- ¼ cup tomato paste
- ¼ cup white wine
- ¼ cup chicken or beef stock
- Fine sea salt, to taste
To Make Your Own Ragù
In a heavy Dutch oven or large heavy-bottomed pot over medium heat, melt the butter with the olive oil. Add the onion, and cook, stirring frequently, until the onion is translucent, about 5 minutes. Add the carrot, celery, and garlic, and cook, stirring frequently, until softened and fragrant, about 2 minutes more.
Crumble the veal, pork, and beef into the pot. Season with fine sea salt. Reduce the heat to low and cook, stirring frequently, until the meat has rendered most of its fat and is just beginning to brown, about 5 minutes. Spoon out and discard some of the rendered fat, but leave enough to cover the bottom of the pan. (This will depend on the meat you are using: there may not be an excessive amount of fat.)

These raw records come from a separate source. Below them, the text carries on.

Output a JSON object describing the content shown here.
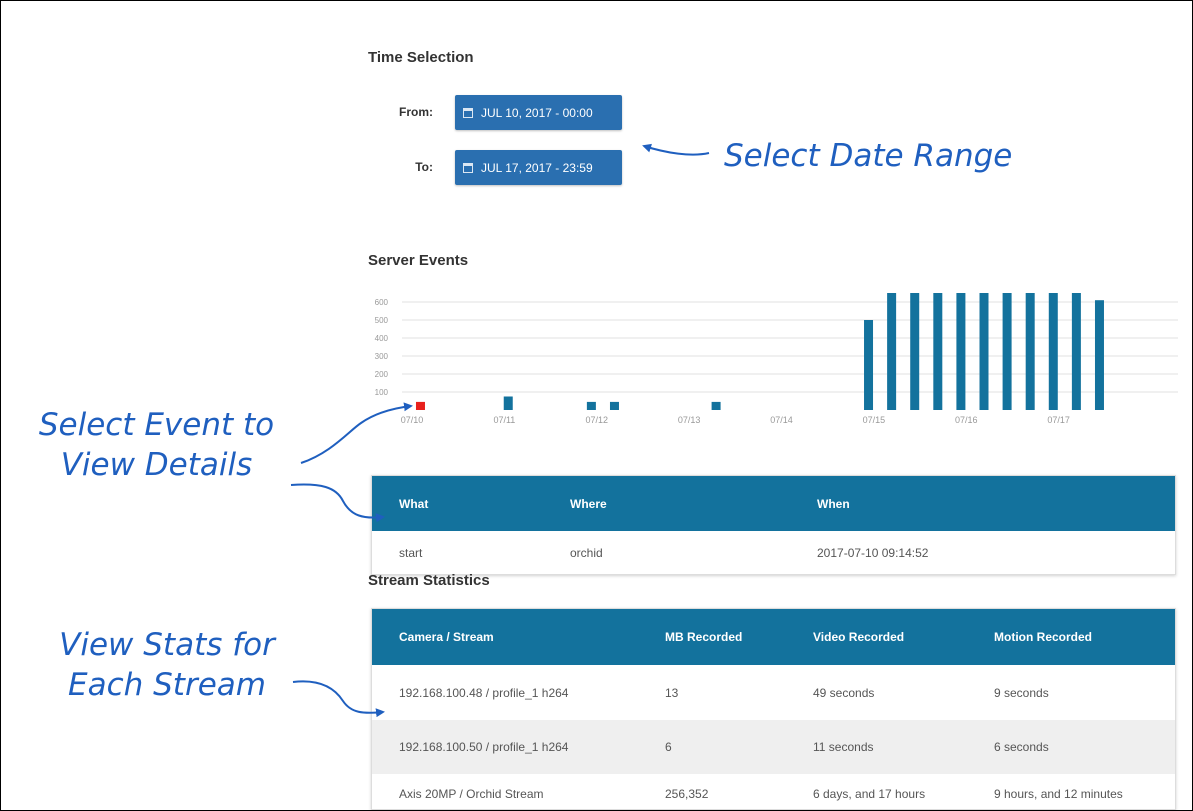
{
  "time_selection": {
    "title": "Time Selection",
    "from_label": "From:",
    "from_value": "JUL 10, 2017 - 00:00",
    "to_label": "To:",
    "to_value": "JUL 17, 2017 - 23:59"
  },
  "annotations": {
    "date_range": "Select Date Range",
    "event_line1": "Select Event to",
    "event_line2": "View Details",
    "stats_line1": "View Stats for",
    "stats_line2": "Each Stream"
  },
  "server_events": {
    "title": "Server Events"
  },
  "chart_data": {
    "type": "bar",
    "title": "Server Events",
    "x_tick_labels": [
      "07/10",
      "07/11",
      "07/12",
      "07/13",
      "07/14",
      "07/15",
      "07/16",
      "07/17"
    ],
    "y_ticks": [
      100,
      200,
      300,
      400,
      500,
      600
    ],
    "ylim": [
      0,
      650
    ],
    "xlim_days": [
      0,
      8.4
    ],
    "grid": true,
    "selected_color": "#e8201c",
    "bar_color": "#13729d",
    "series": [
      {
        "points": [
          {
            "day": 0.2,
            "value": 45,
            "selected": true
          },
          {
            "day": 1.15,
            "value": 75
          },
          {
            "day": 2.05,
            "value": 45
          },
          {
            "day": 2.3,
            "value": 45
          },
          {
            "day": 3.4,
            "value": 45
          },
          {
            "day": 5.05,
            "value": 500
          },
          {
            "day": 5.3,
            "value": 650
          },
          {
            "day": 5.55,
            "value": 650
          },
          {
            "day": 5.8,
            "value": 650
          },
          {
            "day": 6.05,
            "value": 650
          },
          {
            "day": 6.3,
            "value": 650
          },
          {
            "day": 6.55,
            "value": 650
          },
          {
            "day": 6.8,
            "value": 650
          },
          {
            "day": 7.05,
            "value": 650
          },
          {
            "day": 7.3,
            "value": 650
          },
          {
            "day": 7.55,
            "value": 610
          }
        ]
      }
    ]
  },
  "events_table": {
    "headers": [
      "What",
      "Where",
      "When"
    ],
    "rows": [
      [
        "start",
        "orchid",
        "2017-07-10 09:14:52"
      ]
    ]
  },
  "stream_stats": {
    "title": "Stream Statistics",
    "headers": [
      "Camera / Stream",
      "MB Recorded",
      "Video Recorded",
      "Motion Recorded"
    ],
    "rows": [
      [
        "192.168.100.48 / profile_1 h264",
        "13",
        "49 seconds",
        "9 seconds"
      ],
      [
        "192.168.100.50 / profile_1 h264",
        "6",
        "11 seconds",
        "6 seconds"
      ],
      [
        "Axis 20MP / Orchid Stream",
        "256,352",
        "6 days, and 17 hours",
        "9 hours, and 12 minutes"
      ]
    ]
  },
  "colors": {
    "header_bg": "#13729d",
    "button_bg": "#2a6fb0",
    "annotation": "#1f5fbf"
  }
}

Add the wine, and increase the heat to medium. Cook, stirring occasionally, until the wine has evaporated, about 6 minutes.
Decrease the heat to low, add the tomato paste, stir to combine, and cook, stirring frequently, for 20 minutes. Season to taste with salt and pepper. Add the stock and adjust the heat if necessary to reach a gentle simmer. Simmer until the stock has reduced but the sauce is still moist, about 45 minutes longer. Taste the sauce, adjust the seasoning if necessary, and remove from the heat.
To Cook the Pasta
Bring a large pot of water to a boil for the pasta. When the water is boiling, salt it with coarse salt and add the pasta. Cook a few minutes less than package instructions if dry or until the pasta rises to the surface if fresh.
When the pasta is cooked, drain it in a colander, preserving a small amount of the cooking water. Transfer immediately to the saucepan, and toss vigorously to combine and allow the pasta to cook a final minute in the sauce. If needed, add a small amount of the cooking water, to loosen the sauce.
Serve immediately with the grated cheese on the side, and dream of Bologna.